A hidden disability

‘We have to prevent it, absolutely 100 per cent we have to prevent it but we also have to accept that it happens and it’s happened and there should be no shame and blame for anybody. What needs to happen is that those people who have acquired it need to get the best support and assistance that they can.’ Carer of child living with Fetal Alcohol Sprectrum Disorders (FASD)

FASD is the most common, preventable cause of disabilities and brain damage in children and is caused by exposure to alcohol during pregnancy. In an attempt to find out how services could be improved for children with FASD, Dr Lucinda Burns and Dr Courtney Breen from the National Drug and Alcohol Research Centre recently conducted an Australian first study which involved interviewing parents and carers on the frontlines.

Dr Courtney Breen discusses her experience conducting the interviews.

Talking to parents and carers of individuals living with FASD was a privilege. The carers were very willing to provide information about their situation and it was clear that they wanted to promote a greater awareness about FASD to improve things for the children in their care but also to assist families experiencing similar issues. Although the level of disability is substantial, FASD is not well known in the general community and increasing awareness of FASD was a priority for carers.

The study highlighted the lack of knowledge about FASD among health practitioners, in the education system and criminal justice system. Many of the carers were clearly frustrated at the lack of awareness regarding FASD. They often had to educate the very people that they were going to for assistance and also reported the lack of ability or unwillingness among some professionals to recognise and diagnose FASD.

The majority of the sample had a diagnosis of FASD with almost half diagnosed with Fetal Alcohol Syndrome (FAS) – the most visible diagnosis in the spectrum. The children had numerous other diagnosis, most commonly ADHD, learning disorders, anxiety disorders and autism. Many of the children came into care with severe medical problems.

Although carers reported their children’s health was currently good or very good it was obvious this was due to the fact that the carers had nurtured them through substantial health problems, accessing numerous services and trialling different strategies to deal with problems they encountered.

Carers described FASD as an ‘invisible’ or ‘silent’ disability with little recognition of the burden associated with the disorders. Even when there is some effort put into identifying disability, the families caring for children are often forgotten; the ongoing nature of caring is not adequately recognised and carers reported feeling isolated and stigmatised.
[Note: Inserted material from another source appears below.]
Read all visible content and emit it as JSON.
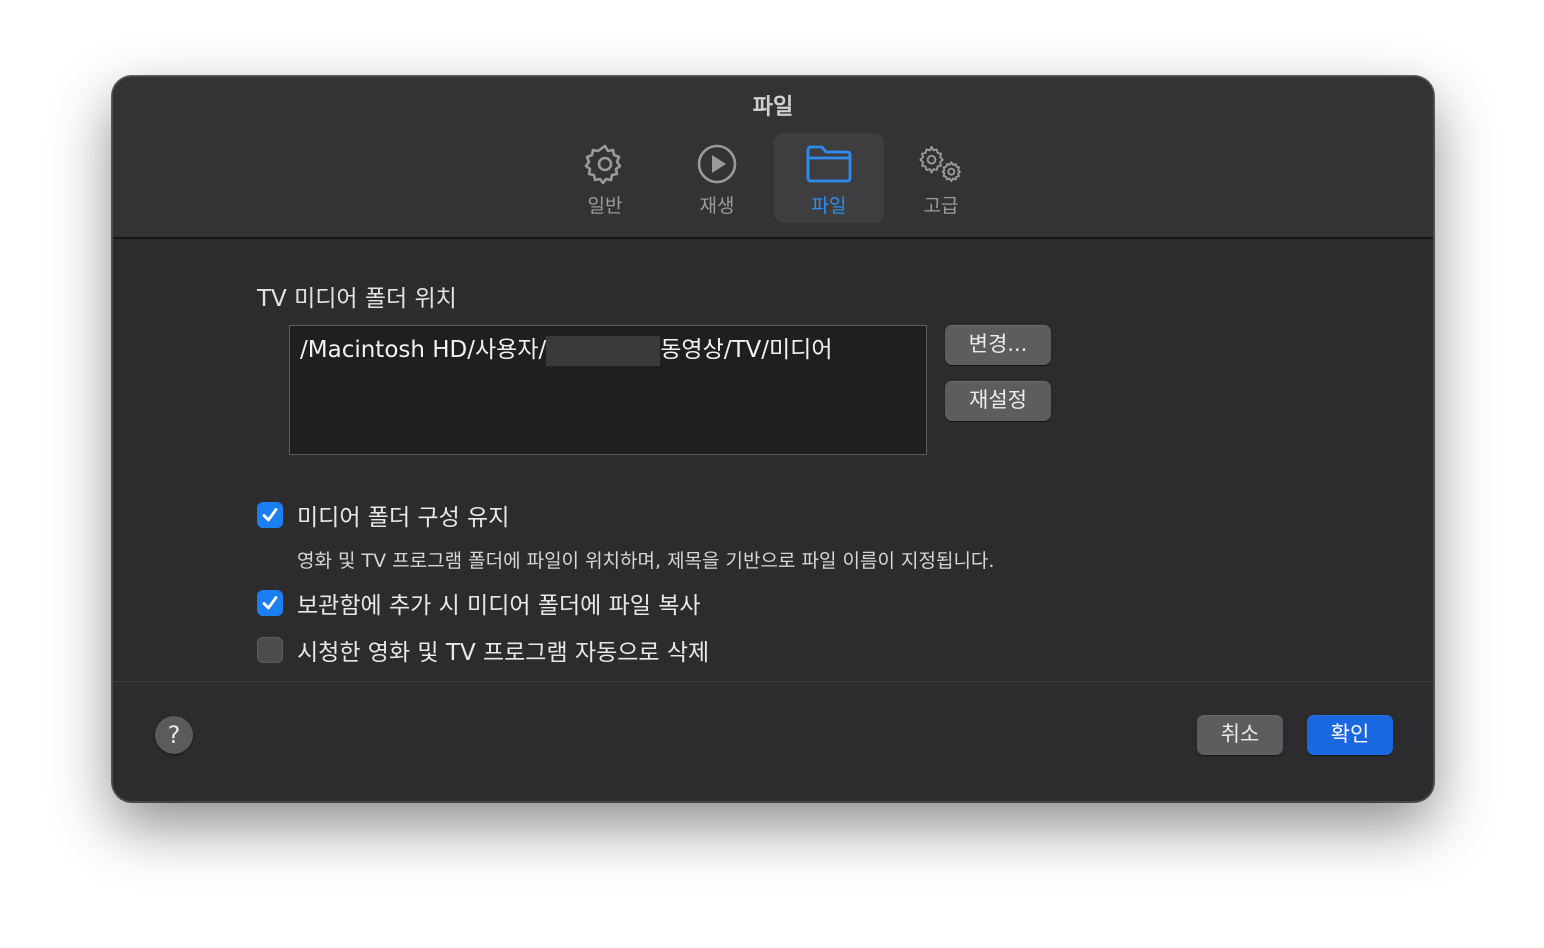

Some of the carers had children with other disabilities and they noted the differences regarding funding and support for individuals with FASD. Carers felt they were judged and labelled as bad parents by services that expected them to try harder, believing the issues with the child were a result of poor parenting rather than the child having FASD. The carers were incredibly dedicated and it was clear they wanted the best for the individual(s) in their care. There are probably instances where parents could be given ideas on better ways of managing certain situations but as one carer reported ‘the last thing we need is mainstream parenting training’.

The challenges of caring can be reduced by adequately supporting the individual affected by FASD; by recognising FASD as a disability, increasing the awareness of FASD, educating and training professionals to have expertise in FASD, providing funding to assist individuals and evaluating interventions for individuals affected by FASD. Carers need to be adequately supported and the challenges of caring should be acknowledged and carers should be provided with adequate information on FASD and opportunities to connect with people in similar situations.
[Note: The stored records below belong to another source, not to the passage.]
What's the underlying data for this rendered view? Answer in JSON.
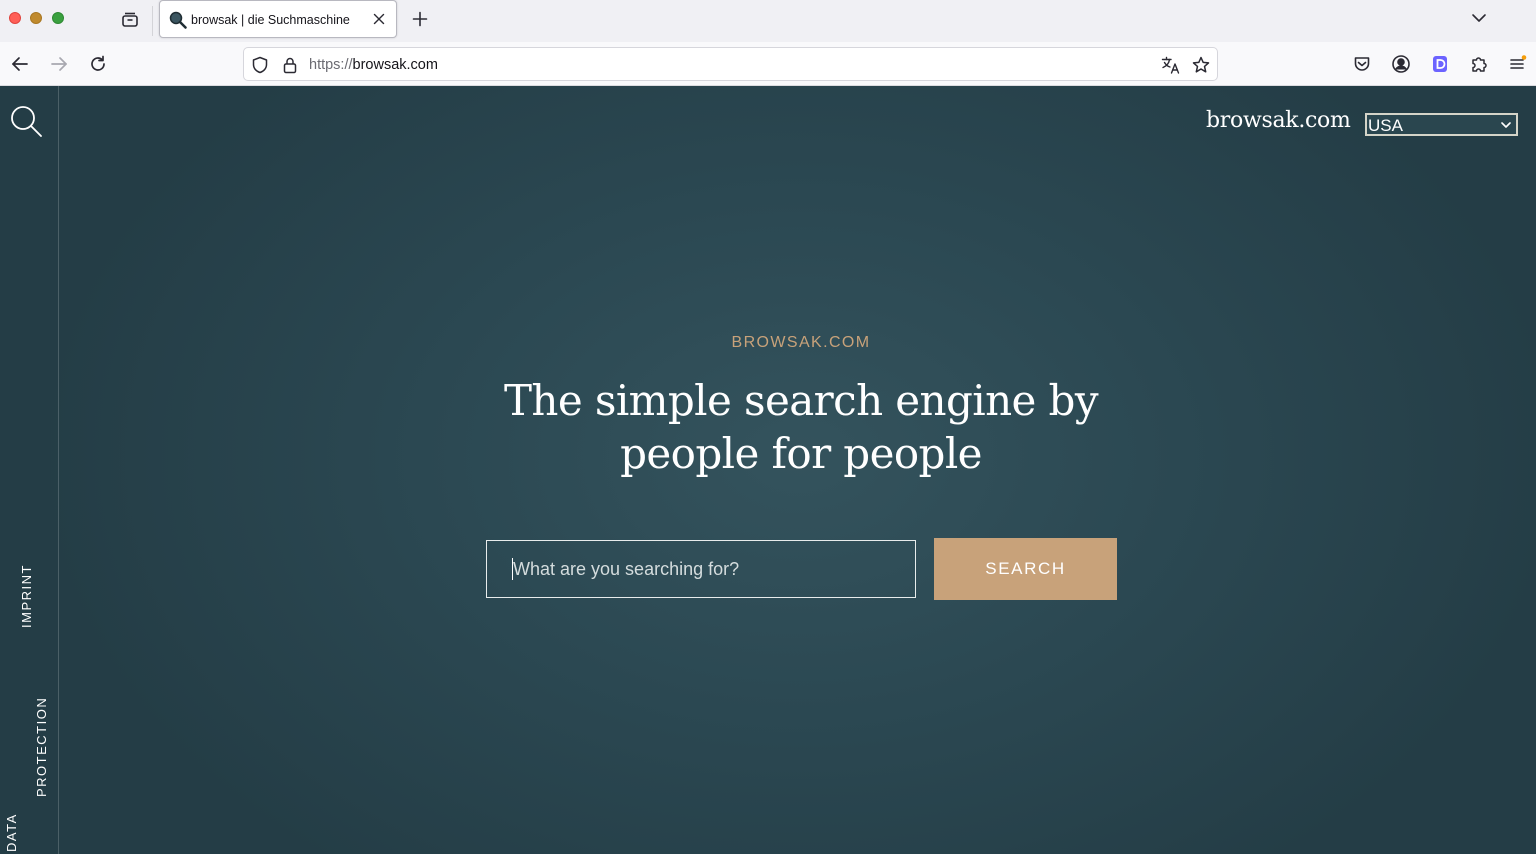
{
  "browser": {
    "tab": {
      "title": "browsak | die Suchmaschine"
    },
    "url": {
      "scheme": "https://",
      "host": "browsak.com"
    },
    "icons": {
      "tab_overview": "tab-overview-icon",
      "favicon": "magnifier-favicon-icon",
      "close": "close-icon",
      "new_tab": "plus-icon",
      "tab_list": "chevron-down-icon",
      "back": "arrow-left-icon",
      "forward": "arrow-right-icon",
      "reload": "reload-icon",
      "tracking": "shield-icon",
      "lock": "lock-icon",
      "translate": "translate-icon",
      "bookmark": "star-icon",
      "pocket": "pocket-icon",
      "account": "account-icon",
      "extension_d": "d-extension-icon",
      "extensions": "puzzle-icon",
      "menu": "hamburger-menu-icon"
    }
  },
  "page": {
    "sidebar": {
      "imprint": "IMPRINT",
      "data_protection_line1": "DATA",
      "data_protection_line2": "PROTECTION"
    },
    "header": {
      "site_name": "browsak.com",
      "country": "USA"
    },
    "hero": {
      "kicker": "BROWSAK.COM",
      "headline_line1": "The simple search engine by",
      "headline_line2": "people for people"
    },
    "search": {
      "placeholder": "What are you searching for?",
      "button_label": "SEARCH"
    },
    "colors": {
      "background": "#2b4852",
      "accent": "#c8a27a",
      "text": "#ffffff"
    }
  }
}
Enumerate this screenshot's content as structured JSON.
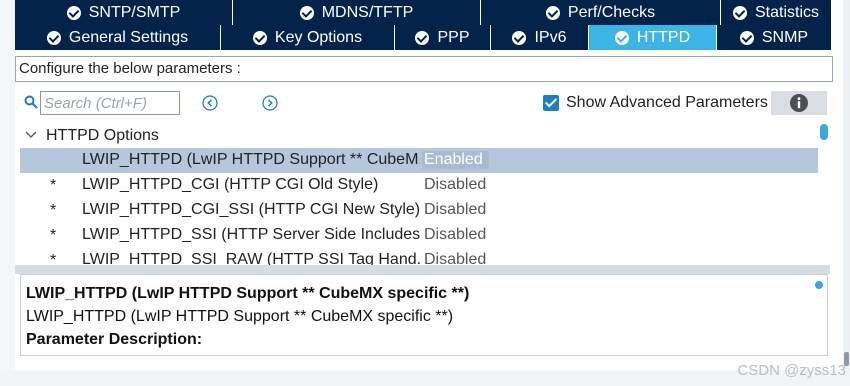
{
  "tabs_row1": [
    {
      "label": "SNTP/SMTP",
      "name": "tab-sntp-smtp"
    },
    {
      "label": "MDNS/TFTP",
      "name": "tab-mdns-tftp"
    },
    {
      "label": "Perf/Checks",
      "name": "tab-perf-checks"
    },
    {
      "label": "Statistics",
      "name": "tab-statistics"
    }
  ],
  "tabs_row2": [
    {
      "label": "General Settings",
      "name": "tab-general-settings"
    },
    {
      "label": "Key Options",
      "name": "tab-key-options"
    },
    {
      "label": "PPP",
      "name": "tab-ppp"
    },
    {
      "label": "IPv6",
      "name": "tab-ipv6"
    },
    {
      "label": "HTTPD",
      "name": "tab-httpd",
      "active": true
    },
    {
      "label": "SNMP",
      "name": "tab-snmp"
    }
  ],
  "configure_label": "Configure the below parameters :",
  "search": {
    "placeholder": "Search (Ctrl+F)"
  },
  "show_advanced": {
    "label": "Show Advanced Parameters",
    "checked": true
  },
  "group": {
    "label": "HTTPD Options",
    "expanded": true
  },
  "params": [
    {
      "star": "",
      "name": "LWIP_HTTPD (LwIP HTTPD Support ** CubeM...",
      "value": "Enabled",
      "selected": true
    },
    {
      "star": "*",
      "name": "LWIP_HTTPD_CGI (HTTP CGI Old Style)",
      "value": "Disabled"
    },
    {
      "star": "*",
      "name": "LWIP_HTTPD_CGI_SSI (HTTP CGI New Style)",
      "value": "Disabled"
    },
    {
      "star": "*",
      "name": "LWIP_HTTPD_SSI (HTTP Server Side Includes)",
      "value": "Disabled"
    },
    {
      "star": "*",
      "name": "LWIP_HTTPD_SSI_RAW (HTTP SSI Tag Hand...",
      "value": "Disabled"
    }
  ],
  "description": {
    "title": "LWIP_HTTPD (LwIP HTTPD Support ** CubeMX specific **)",
    "line": "LWIP_HTTPD (LwIP HTTPD Support ** CubeMX specific **)",
    "param_label": "Parameter Description:"
  },
  "watermark": "CSDN @zyss13",
  "colors": {
    "tab_bg": "#03234b",
    "tab_active": "#3cb4e6",
    "selection": "#b5c7dc",
    "checkbox": "#1f7fc2"
  },
  "icons": {
    "search": "search-icon",
    "prev": "chevron-left-circle-icon",
    "next": "chevron-right-circle-icon",
    "info": "info-icon",
    "caret": "chevron-down-icon",
    "tab_check": "check-circle-icon"
  }
}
FASD is caused by alcohol exposure – not by bad parenting practices. We need to work at preventing alcohol exposure during pregnancy but we should listen to the carers of individuals affected by FASD and support them.

For more information about FASD, or to find out what you can do to help prevent FASD in Australia, visit www.fare.org.au

Courtney Breen

Courtney Breen is a Research Fellow at NDARC and is currently involved in projects aimed at improving services for alcohol dependent women and families caring for children affected by Fetal Alcohol Spectrum Disorders (FASD). Her PhD thesis examined individual and community factors associated with alcohol consumption and harm in regional NSW as part of the Alcohol Action in Rural Communities (AARC) project.


Join our mailing list